Uncross your legs and take your left hand away from your face. Sit up straight and read very carefully. This is for your own good.
Admit it. You have all been guilty of spending way too much time in the online world when you could be doing far more valuable things in the offline world.
In this day and age, it is completely natural for us to have this very compulsion for keeping ourselves up to date with the latest trends and news concerning our world today. Our burning curiosity has thus caused us to check up on our news feeds more often than necessary. What with our constant need to keep our finger on the pulse with what’s happening in and around our local and global networks, the real-time updates from our favourite social networking sites aren’t much help.
Here are some common scenarios (and you know it): Keeping your eyes glued to the screen while anxiously waiting for that red notification pop-up to appear at the top left of your Facebook page, laughing a tad too loudly to yourself as you watch silly FailBlog videos in your spare time, browsing through countless pages of funny pictures of cats on lolcats, creeping the profile of that ‘friend of a friend’ whom you probably will never ever meet in person, ever… and before you know it, the “5-minute-long break” you meant to take while studying for tomorrow morning’s exam turned into a 5-hour-long useless information overload.
As important as it is to uphold your online reputation (because retweets, upvotes and likes are so very rewarding), it is also important to maintain that balance between online and offline activity. Take a break once in a while. Get some fresh air. Get up and stretch. Don’t forget to eat. And pee. And shower, for that matter. Give your eyes some rest.

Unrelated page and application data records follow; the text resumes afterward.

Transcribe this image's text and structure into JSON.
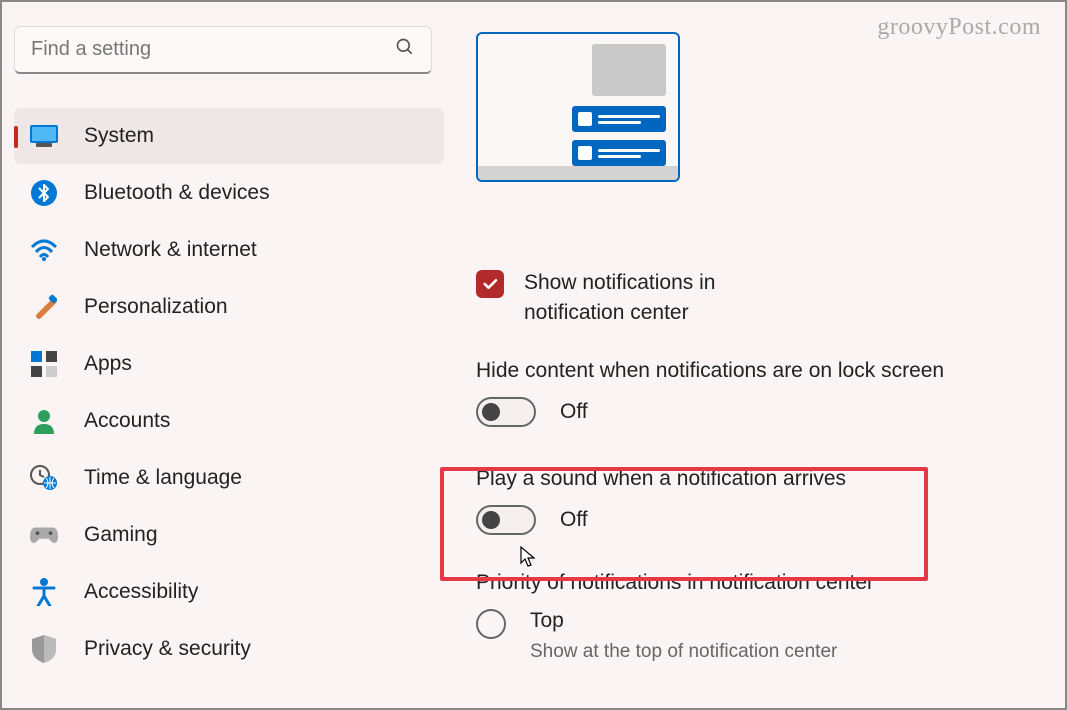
{
  "watermark": "groovyPost.com",
  "search": {
    "placeholder": "Find a setting"
  },
  "sidebar": {
    "items": [
      {
        "label": "System"
      },
      {
        "label": "Bluetooth & devices"
      },
      {
        "label": "Network & internet"
      },
      {
        "label": "Personalization"
      },
      {
        "label": "Apps"
      },
      {
        "label": "Accounts"
      },
      {
        "label": "Time & language"
      },
      {
        "label": "Gaming"
      },
      {
        "label": "Accessibility"
      },
      {
        "label": "Privacy & security"
      }
    ]
  },
  "main": {
    "show_notifications": {
      "line1": "Show notifications in",
      "line2": "notification center"
    },
    "hide_content": {
      "title": "Hide content when notifications are on lock screen",
      "state": "Off"
    },
    "play_sound": {
      "title": "Play a sound when a notification arrives",
      "state": "Off"
    },
    "priority": {
      "title": "Priority of notifications in notification center",
      "option_label": "Top",
      "option_desc": "Show at the top of notification center"
    }
  }
}
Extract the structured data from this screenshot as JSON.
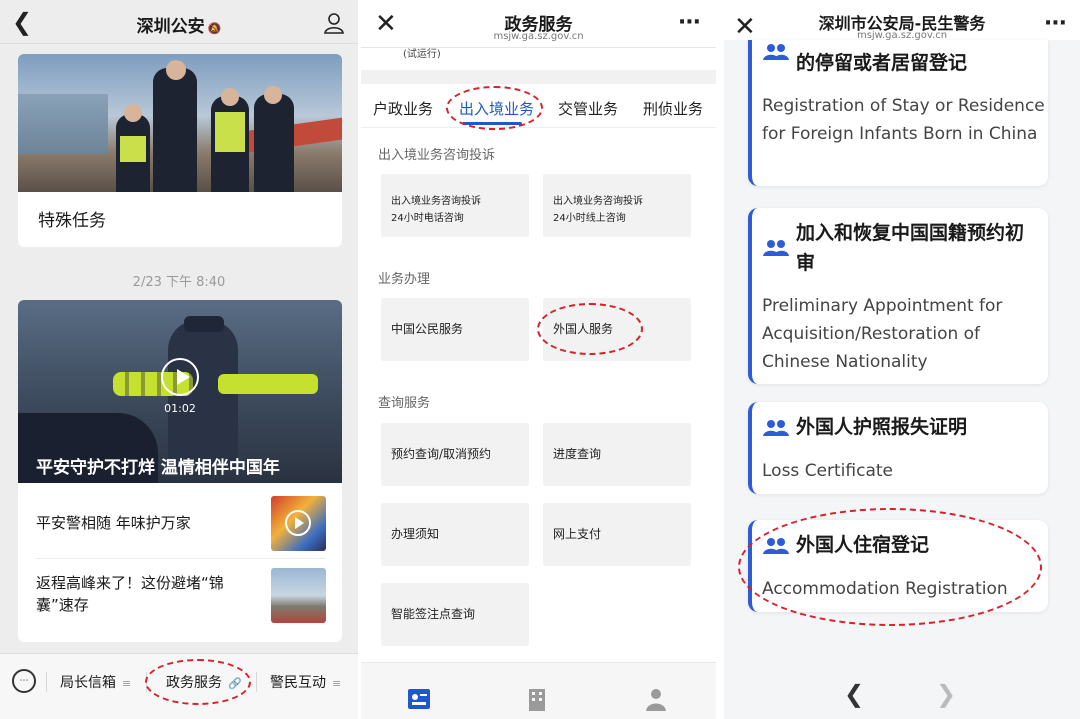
{
  "panel1": {
    "title": "深圳公安",
    "mute_icon": "bell-slash-icon",
    "card1_caption": "特殊任务",
    "timestamp": "2/23 下午 8:40",
    "video_duration": "01:02",
    "video_title": "平安守护不打烊 温情相伴中国年",
    "article1": "平安警相随 年味护万家",
    "article2": "返程高峰来了！这份避堵“锦囊”速存",
    "tabbar": [
      "局长信箱",
      "政务服务",
      "警民互动"
    ]
  },
  "panel2": {
    "title": "政务服务",
    "url": "msjw.ga.sz.gov.cn",
    "trial": "(试运行)",
    "tabs": [
      "户政业务",
      "出入境业务",
      "交管业务",
      "刑侦业务"
    ],
    "active_tab": "出入境业务",
    "sections": [
      {
        "title": "出入境业务咨询投诉",
        "tiles": [
          {
            "line1": "出入境业务咨询投诉",
            "line2": "24小时电话咨询"
          },
          {
            "line1": "出入境业务咨询投诉",
            "line2": "24小时线上咨询"
          }
        ]
      },
      {
        "title": "业务办理",
        "tiles": [
          "中国公民服务",
          "外国人服务"
        ]
      },
      {
        "title": "查询服务",
        "tiles": [
          "预约查询/取消预约",
          "进度查询",
          "办理须知",
          "网上支付",
          "智能签注点查询"
        ]
      }
    ]
  },
  "panel3": {
    "title": "深圳市公安局-民生警务",
    "url": "msjw.ga.sz.gov.cn",
    "accent": "#2e5bd6",
    "cards": [
      {
        "zh": "的停留或者居留登记",
        "en": "Registration of Stay or Residence for Foreign Infants Born in China"
      },
      {
        "zh": "加入和恢复中国国籍预约初审",
        "en": "Preliminary Appointment for Acquisition/Restoration of Chinese Nationality"
      },
      {
        "zh": "外国人护照报失证明",
        "en": "Loss Certificate"
      },
      {
        "zh": "外国人住宿登记",
        "en": "Accommodation Registration"
      }
    ]
  },
  "annotation_color": "#d8212a"
}
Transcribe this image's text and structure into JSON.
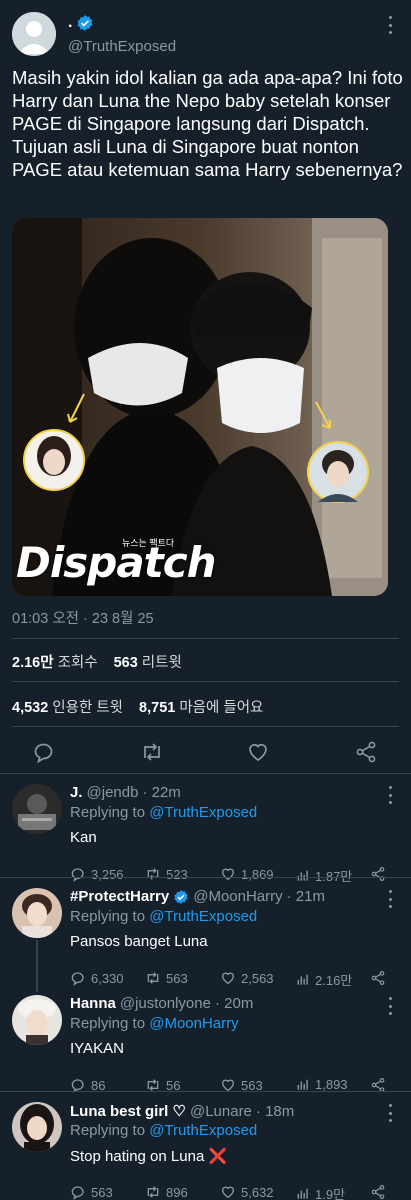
{
  "main_tweet": {
    "display_name": ".",
    "handle": "@TruthExposed",
    "text": "Masih yakin idol kalian ga ada apa-apa? Ini foto Harry dan Luna the Nepo baby setelah konser PAGE di Singapore langsung dari Dispatch. Tujuan asli Luna di Singapore buat nonton PAGE atau ketemuan sama Harry sebenernya?",
    "photo": {
      "watermark": "Dispatch",
      "watermark_small": "뉴스는 팩트다"
    },
    "timestamp": "01:03 오전 · 23 8월 25",
    "views_count": "2.16만",
    "views_label": "조회수",
    "retweets_count": "563",
    "retweets_label": "리트윗",
    "quotes_count": "4,532",
    "quotes_label": "인용한 트윗",
    "likes_count": "8,751",
    "likes_label": "마음에 들어요"
  },
  "replies": [
    {
      "name": "J.",
      "handle": "@jendb",
      "time": "· 22m",
      "replying_prefix": "Replying to",
      "replying_to": "@TruthExposed",
      "text": "Kan",
      "comments": "3,256",
      "retweets": "523",
      "likes": "1,869",
      "views": "1.87만"
    },
    {
      "name": "#ProtectHarry",
      "handle": "@MoonHarry",
      "time": "· 21m",
      "replying_prefix": "Replying to",
      "replying_to": "@TruthExposed",
      "text": "Pansos banget Luna",
      "comments": "6,330",
      "retweets": "563",
      "likes": "2,563",
      "views": "2.16만"
    },
    {
      "name": "Hanna",
      "handle": "@justonlyone",
      "time": "· 20m",
      "replying_prefix": "Replying to",
      "replying_to": "@MoonHarry",
      "text": "IYAKAN",
      "comments": "86",
      "retweets": "56",
      "likes": "563",
      "views": "1,893"
    },
    {
      "name": "Luna best girl ♡",
      "handle": "@Lunare",
      "time": "· 18m",
      "replying_prefix": "Replying to",
      "replying_to": "@TruthExposed",
      "text": "Stop hating on Luna",
      "text_emoji": "❌",
      "comments": "563",
      "retweets": "896",
      "likes": "5,632",
      "views": "1.9만"
    }
  ],
  "colors": {
    "background": "#15202b",
    "muted": "#8899a6",
    "link": "#1d9bf0",
    "divider": "#38444d",
    "verified": "#1d9bf0"
  }
}
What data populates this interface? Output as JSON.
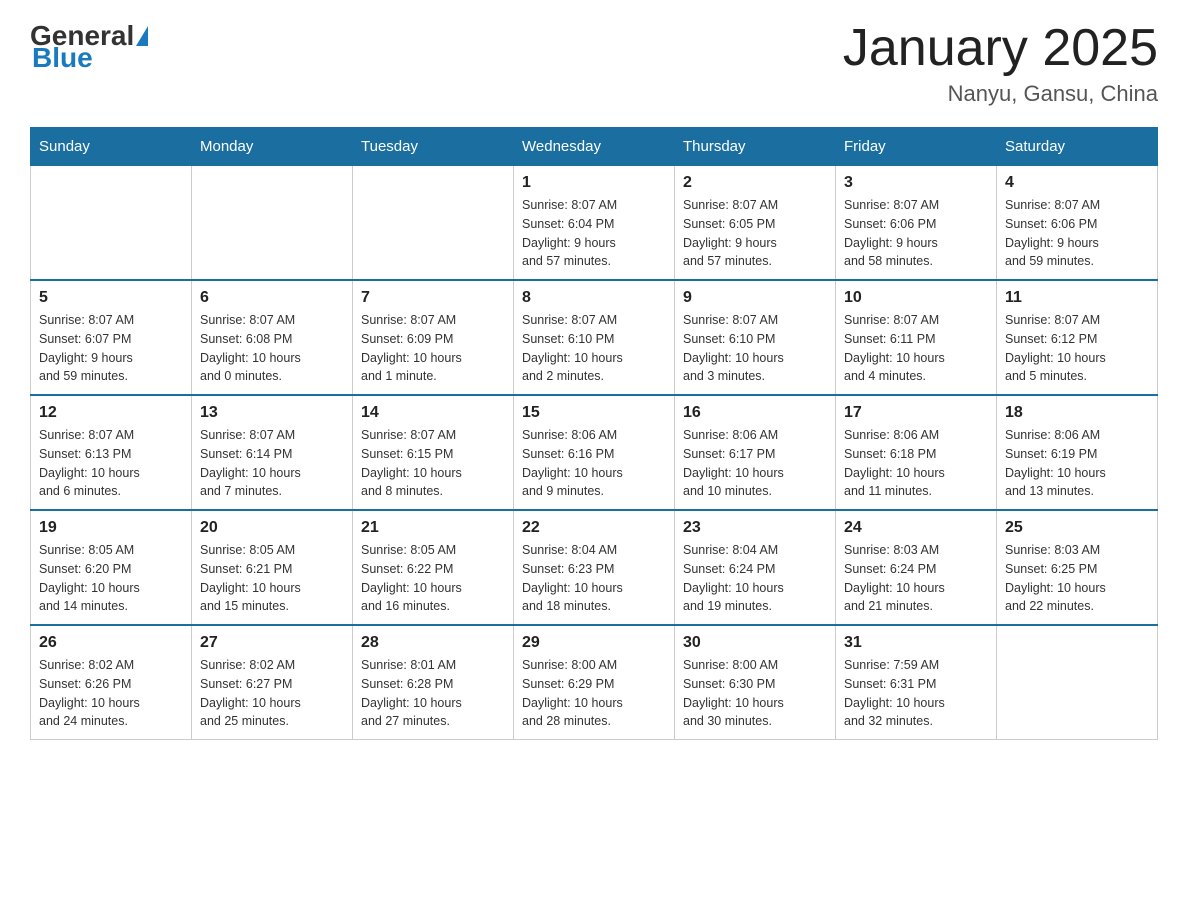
{
  "header": {
    "logo_general": "General",
    "logo_blue": "Blue",
    "title": "January 2025",
    "subtitle": "Nanyu, Gansu, China"
  },
  "weekdays": [
    "Sunday",
    "Monday",
    "Tuesday",
    "Wednesday",
    "Thursday",
    "Friday",
    "Saturday"
  ],
  "weeks": [
    [
      {
        "day": "",
        "info": ""
      },
      {
        "day": "",
        "info": ""
      },
      {
        "day": "",
        "info": ""
      },
      {
        "day": "1",
        "info": "Sunrise: 8:07 AM\nSunset: 6:04 PM\nDaylight: 9 hours\nand 57 minutes."
      },
      {
        "day": "2",
        "info": "Sunrise: 8:07 AM\nSunset: 6:05 PM\nDaylight: 9 hours\nand 57 minutes."
      },
      {
        "day": "3",
        "info": "Sunrise: 8:07 AM\nSunset: 6:06 PM\nDaylight: 9 hours\nand 58 minutes."
      },
      {
        "day": "4",
        "info": "Sunrise: 8:07 AM\nSunset: 6:06 PM\nDaylight: 9 hours\nand 59 minutes."
      }
    ],
    [
      {
        "day": "5",
        "info": "Sunrise: 8:07 AM\nSunset: 6:07 PM\nDaylight: 9 hours\nand 59 minutes."
      },
      {
        "day": "6",
        "info": "Sunrise: 8:07 AM\nSunset: 6:08 PM\nDaylight: 10 hours\nand 0 minutes."
      },
      {
        "day": "7",
        "info": "Sunrise: 8:07 AM\nSunset: 6:09 PM\nDaylight: 10 hours\nand 1 minute."
      },
      {
        "day": "8",
        "info": "Sunrise: 8:07 AM\nSunset: 6:10 PM\nDaylight: 10 hours\nand 2 minutes."
      },
      {
        "day": "9",
        "info": "Sunrise: 8:07 AM\nSunset: 6:10 PM\nDaylight: 10 hours\nand 3 minutes."
      },
      {
        "day": "10",
        "info": "Sunrise: 8:07 AM\nSunset: 6:11 PM\nDaylight: 10 hours\nand 4 minutes."
      },
      {
        "day": "11",
        "info": "Sunrise: 8:07 AM\nSunset: 6:12 PM\nDaylight: 10 hours\nand 5 minutes."
      }
    ],
    [
      {
        "day": "12",
        "info": "Sunrise: 8:07 AM\nSunset: 6:13 PM\nDaylight: 10 hours\nand 6 minutes."
      },
      {
        "day": "13",
        "info": "Sunrise: 8:07 AM\nSunset: 6:14 PM\nDaylight: 10 hours\nand 7 minutes."
      },
      {
        "day": "14",
        "info": "Sunrise: 8:07 AM\nSunset: 6:15 PM\nDaylight: 10 hours\nand 8 minutes."
      },
      {
        "day": "15",
        "info": "Sunrise: 8:06 AM\nSunset: 6:16 PM\nDaylight: 10 hours\nand 9 minutes."
      },
      {
        "day": "16",
        "info": "Sunrise: 8:06 AM\nSunset: 6:17 PM\nDaylight: 10 hours\nand 10 minutes."
      },
      {
        "day": "17",
        "info": "Sunrise: 8:06 AM\nSunset: 6:18 PM\nDaylight: 10 hours\nand 11 minutes."
      },
      {
        "day": "18",
        "info": "Sunrise: 8:06 AM\nSunset: 6:19 PM\nDaylight: 10 hours\nand 13 minutes."
      }
    ],
    [
      {
        "day": "19",
        "info": "Sunrise: 8:05 AM\nSunset: 6:20 PM\nDaylight: 10 hours\nand 14 minutes."
      },
      {
        "day": "20",
        "info": "Sunrise: 8:05 AM\nSunset: 6:21 PM\nDaylight: 10 hours\nand 15 minutes."
      },
      {
        "day": "21",
        "info": "Sunrise: 8:05 AM\nSunset: 6:22 PM\nDaylight: 10 hours\nand 16 minutes."
      },
      {
        "day": "22",
        "info": "Sunrise: 8:04 AM\nSunset: 6:23 PM\nDaylight: 10 hours\nand 18 minutes."
      },
      {
        "day": "23",
        "info": "Sunrise: 8:04 AM\nSunset: 6:24 PM\nDaylight: 10 hours\nand 19 minutes."
      },
      {
        "day": "24",
        "info": "Sunrise: 8:03 AM\nSunset: 6:24 PM\nDaylight: 10 hours\nand 21 minutes."
      },
      {
        "day": "25",
        "info": "Sunrise: 8:03 AM\nSunset: 6:25 PM\nDaylight: 10 hours\nand 22 minutes."
      }
    ],
    [
      {
        "day": "26",
        "info": "Sunrise: 8:02 AM\nSunset: 6:26 PM\nDaylight: 10 hours\nand 24 minutes."
      },
      {
        "day": "27",
        "info": "Sunrise: 8:02 AM\nSunset: 6:27 PM\nDaylight: 10 hours\nand 25 minutes."
      },
      {
        "day": "28",
        "info": "Sunrise: 8:01 AM\nSunset: 6:28 PM\nDaylight: 10 hours\nand 27 minutes."
      },
      {
        "day": "29",
        "info": "Sunrise: 8:00 AM\nSunset: 6:29 PM\nDaylight: 10 hours\nand 28 minutes."
      },
      {
        "day": "30",
        "info": "Sunrise: 8:00 AM\nSunset: 6:30 PM\nDaylight: 10 hours\nand 30 minutes."
      },
      {
        "day": "31",
        "info": "Sunrise: 7:59 AM\nSunset: 6:31 PM\nDaylight: 10 hours\nand 32 minutes."
      },
      {
        "day": "",
        "info": ""
      }
    ]
  ]
}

Feel like connecting with a close friend? Pick up the phone, why don’t you? No, not to communicate with them via iMessage or BBM – but rather, by actually talking to them aloud. Just try not to let an ‘LOL’ slip out – that’s just embarrassing. Or better yet, plan to meet up with them in person! I feel like our heavy reliance on new and social media can sometimes attribute to the deterioration of our ability to construct grammatically correct and congruent phrases due to our dependence on spell check, for instance. (Thanks a lot, Auto Correct) It also makes it harder for us to control our facial expressions and think of appropriate live reactions during in-person conversations since we’re so used to finding the right graphic, meme, emoticon or GIF to get our message across on the web. This is known to be an especially prevalent phenomenon within the blogosphere. Tumblr users, you know what I’m talking about.
Think of it this way: the more frequently you update your online networks, the more predictable you’ll become. There’s no fun in that. Here’s an idea: Tease your audience a little. Update sparingly (or at least not as often) so they look forward to your next one instead of becoming overwhelmed with your routine incessant updates. This way you won’t force them to temporarily mute you as a user or unsubscribe due to your “Diarrhea of the Mouse“. Keep your friends and followers begging for more.
Not sure if you’re in need of some social media detox? If any of the 10 symptoms featured in the below infographic apply to you, there’s a good indication.
Infographic by: Column Five Media
Find yourself to be suffering from this social media addiction? I can’t blame you! Just know that you’re not alone. And that there are better things out there waiting for you. By out there, I mean beyond the four walls of the office or bedroom you are probably sitting in whilst hunched over your computer device at this very moment.
Consider yourself a social media addict who manages to stay online just the right amount without compromising your social – and I don’t mean your online social – life? You’ve got to tell me how you do it.
To all my fellow tweetaholics and Facebook addicts alike: I’m right there with you. Join me in reducing my social media daily (or hourly) dosage – one Sign Out at a time.
Know anyone who has endured a period of social media detox and came out alive? Success stories or testimonials are welcome!